▶ **Information**
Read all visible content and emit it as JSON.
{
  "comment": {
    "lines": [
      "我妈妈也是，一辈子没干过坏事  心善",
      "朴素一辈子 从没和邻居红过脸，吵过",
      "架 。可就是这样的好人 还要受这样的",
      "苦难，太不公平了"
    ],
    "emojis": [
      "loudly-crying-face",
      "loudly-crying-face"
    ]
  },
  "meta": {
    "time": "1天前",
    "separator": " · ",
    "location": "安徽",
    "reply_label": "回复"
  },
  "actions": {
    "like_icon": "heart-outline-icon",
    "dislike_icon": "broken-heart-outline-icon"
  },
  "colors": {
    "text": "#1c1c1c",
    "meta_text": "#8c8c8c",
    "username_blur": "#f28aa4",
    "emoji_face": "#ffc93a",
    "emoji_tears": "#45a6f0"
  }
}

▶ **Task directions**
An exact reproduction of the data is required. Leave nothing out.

▶ **Exercise response**
Read all visible content and emit it as JSON.
{
  "comment": {
    "lines": [
      "我妈妈也是，一辈子没干过坏事  心善",
      "朴素一辈子 从没和邻居红过脸，吵过",
      "架 。可就是这样的好人 还要受这样的",
      "苦难，太不公平了"
    ],
    "emojis": [
      "loudly-crying-face",
      "loudly-crying-face"
    ]
  },
  "meta": {
    "time": "1天前",
    "separator": " · ",
    "location": "安徽",
    "reply_label": "回复"
  },
  "actions": {
    "like_icon": "heart-outline-icon",
    "dislike_icon": "broken-heart-outline-icon"
  },
  "colors": {
    "text": "#1c1c1c",
    "meta_text": "#8c8c8c",
    "username_blur": "#f28aa4",
    "emoji_face": "#ffc93a",
    "emoji_tears": "#45a6f0"
  }
}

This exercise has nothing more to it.